* _Instructions for the task_
Find the line that contains "Decode this image" in the records below, then repeat exactly that line and each one after it, leaving pictures out.

* _Source records_
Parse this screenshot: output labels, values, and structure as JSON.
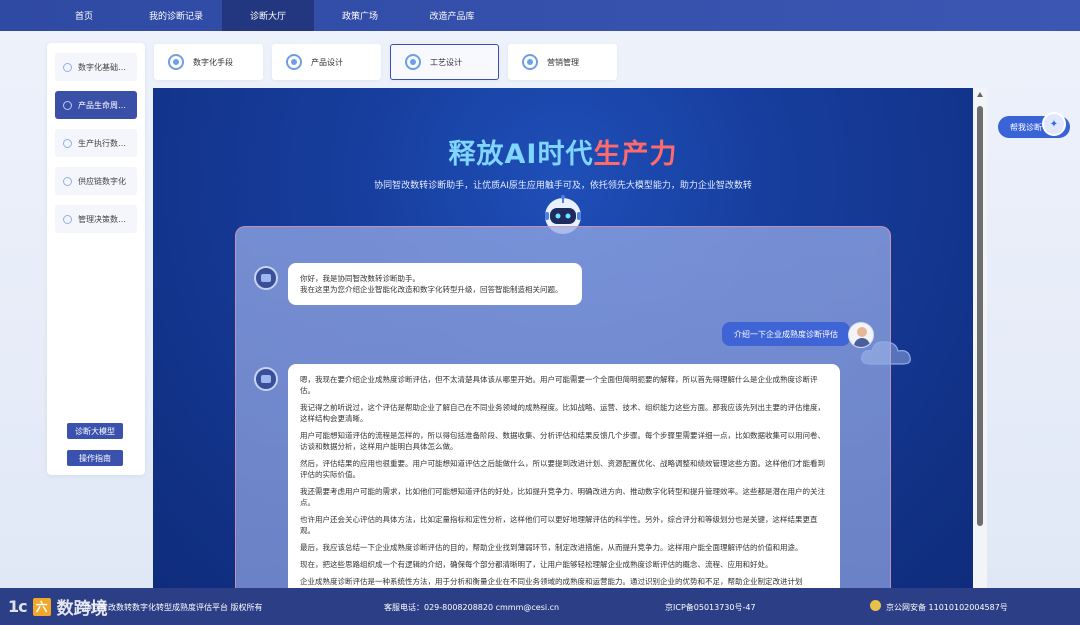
{
  "nav": {
    "items": [
      "首页",
      "我的诊断记录",
      "诊断大厅",
      "政策广场",
      "改造产品库"
    ],
    "active_index": 2
  },
  "sidebar": {
    "items": [
      {
        "label": "数字化基础…"
      },
      {
        "label": "产品生命周…"
      },
      {
        "label": "生产执行数…"
      },
      {
        "label": "供应链数字化"
      },
      {
        "label": "管理决策数…"
      }
    ],
    "active_index": 1,
    "model_button": "诊断大模型",
    "guide_button": "操作指南"
  },
  "tabs": {
    "items": [
      "数字化手段",
      "产品设计",
      "工艺设计",
      "营销管理"
    ],
    "active_index": 2
  },
  "hero": {
    "title_part1": "释放AI时代",
    "title_part2": "生产力",
    "subtitle": "协同智改数转诊断助手，让优质AI原生应用触手可及，依托领先大模型能力，助力企业智改数转"
  },
  "chat": {
    "greeting": [
      "你好，我是协同智改数转诊断助手。",
      "我在这里为您介绍企业智能化改造和数字化转型升级，回答智能制造相关问题。"
    ],
    "user_message": "介绍一下企业成熟度诊断评估",
    "answer": [
      "嗯，我现在要介绍企业成熟度诊断评估，但不太清楚具体该从哪里开始。用户可能需要一个全面但简明扼要的解释，所以首先得理解什么是企业成熟度诊断评估。",
      "我记得之前听说过，这个评估是帮助企业了解自己在不同业务领域的成熟程度。比如战略、运营、技术、组织能力这些方面。那我应该先列出主要的评估维度，这样结构会更清晰。",
      "用户可能想知道评估的流程是怎样的，所以得包括准备阶段、数据收集、分析评估和结果反馈几个步骤。每个步骤里需要详细一点，比如数据收集可以用问卷、访谈和数据分析，这样用户能明白具体怎么做。",
      "然后，评估结果的应用也很重要。用户可能想知道评估之后能做什么，所以要提到改进计划、资源配置优化、战略调整和绩效管理这些方面。这样他们才能看到评估的实际价值。",
      "我还需要考虑用户可能的需求，比如他们可能想知道评估的好处，比如提升竞争力、明确改进方向、推动数字化转型和提升管理效率。这些都是潜在用户的关注点。",
      "也许用户还会关心评估的具体方法，比如定量指标和定性分析，这样他们可以更好地理解评估的科学性。另外，综合评分和等级划分也是关键，这样结果更直观。",
      "最后，我应该总结一下企业成熟度诊断评估的目的，帮助企业找到薄弱环节，制定改进措施，从而提升竞争力。这样用户能全面理解评估的价值和用途。",
      "现在，把这些思路组织成一个有逻辑的介绍，确保每个部分都清晰明了，让用户能够轻松理解企业成熟度诊断评估的概念、流程、应用和好处。",
      "企业成熟度诊断评估是一种系统性方法，用于分析和衡量企业在不同业务领域的成熟度和运营能力。通过识别企业的优势和不足，帮助企业制定改进计划"
    ]
  },
  "help_button": "帮我诊断",
  "footer": {
    "copyright": "协同智改数转数字化转型成熟度评估平台 版权所有",
    "contact": "客服电话：029-8008208820  cmmm@cesi.cn",
    "icp": "京ICP备05013730号-47",
    "police": "京公网安备 11010102004587号"
  },
  "watermark": {
    "logo": "1c",
    "text": "数跨境"
  }
}
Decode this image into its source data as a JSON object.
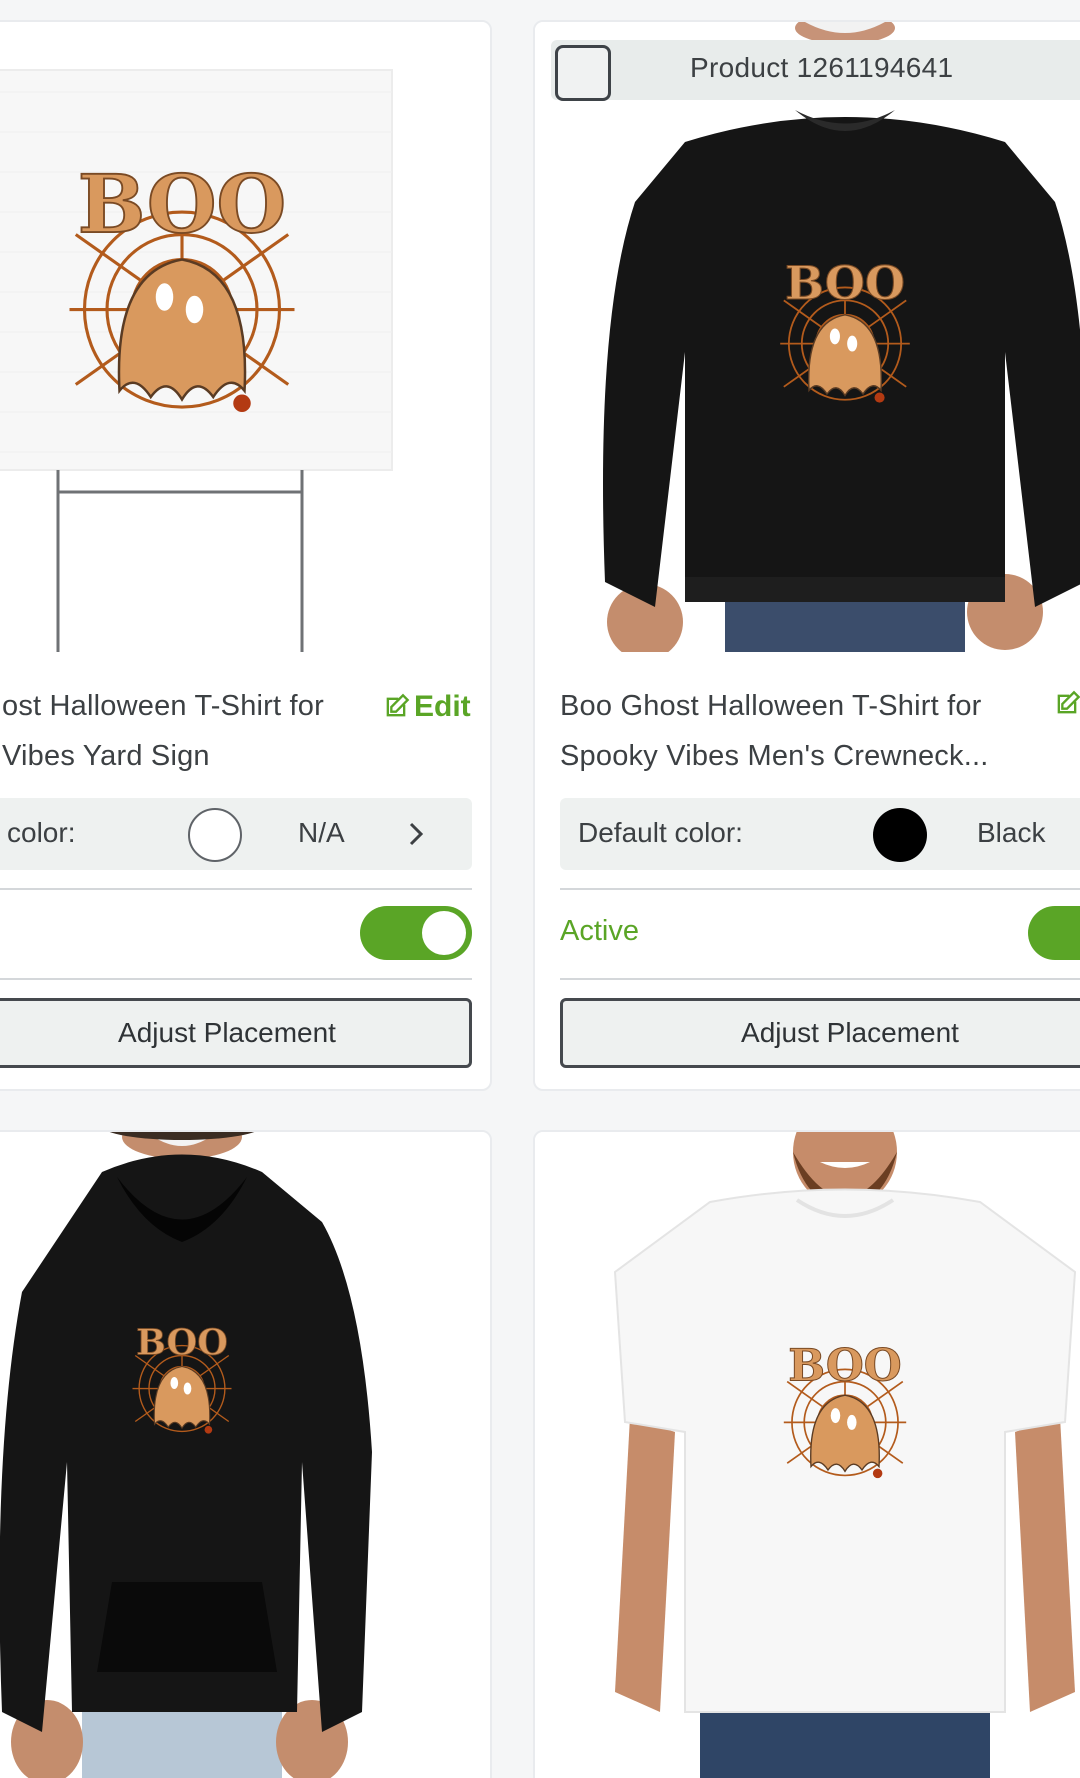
{
  "colors": {
    "accent": "#5aa526",
    "background": "#f5f6f7",
    "card": "#ffffff",
    "print": "#d9995e",
    "black_garment": "#151515",
    "white_garment": "#f7f7f7"
  },
  "products": [
    {
      "title_lines": [
        "ost Halloween T-Shirt for",
        "Vibes Yard Sign"
      ],
      "edit_label": "Edit",
      "default_color_label": "color:",
      "default_color_value": "N/A",
      "swatch": "none",
      "status": "",
      "active": true,
      "adjust_label": "Adjust Placement",
      "image": "yard-sign-boo-ghost"
    },
    {
      "product_id": "Product 1261194641",
      "title_lines": [
        "Boo Ghost Halloween T-Shirt for",
        "Spooky Vibes Men's Crewneck..."
      ],
      "default_color_label": "Default color:",
      "default_color_value": "Black",
      "swatch": "#000000",
      "status": "Active",
      "active": true,
      "adjust_label": "Adjust Placement",
      "image": "black-crewneck-boo-ghost"
    },
    {
      "image": "black-hoodie-boo-ghost"
    },
    {
      "image": "white-tshirt-boo-ghost"
    }
  ],
  "print_text": "BOO"
}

* _Your response_
Decode this image into its source data as a JSON object.
{
  "colors": {
    "accent": "#5aa526",
    "background": "#f5f6f7",
    "card": "#ffffff",
    "print": "#d9995e",
    "black_garment": "#151515",
    "white_garment": "#f7f7f7"
  },
  "products": [
    {
      "title_lines": [
        "ost Halloween T-Shirt for",
        "Vibes Yard Sign"
      ],
      "edit_label": "Edit",
      "default_color_label": "color:",
      "default_color_value": "N/A",
      "swatch": "none",
      "status": "",
      "active": true,
      "adjust_label": "Adjust Placement",
      "image": "yard-sign-boo-ghost"
    },
    {
      "product_id": "Product 1261194641",
      "title_lines": [
        "Boo Ghost Halloween T-Shirt for",
        "Spooky Vibes Men's Crewneck..."
      ],
      "default_color_label": "Default color:",
      "default_color_value": "Black",
      "swatch": "#000000",
      "status": "Active",
      "active": true,
      "adjust_label": "Adjust Placement",
      "image": "black-crewneck-boo-ghost"
    },
    {
      "image": "black-hoodie-boo-ghost"
    },
    {
      "image": "white-tshirt-boo-ghost"
    }
  ],
  "print_text": "BOO"
}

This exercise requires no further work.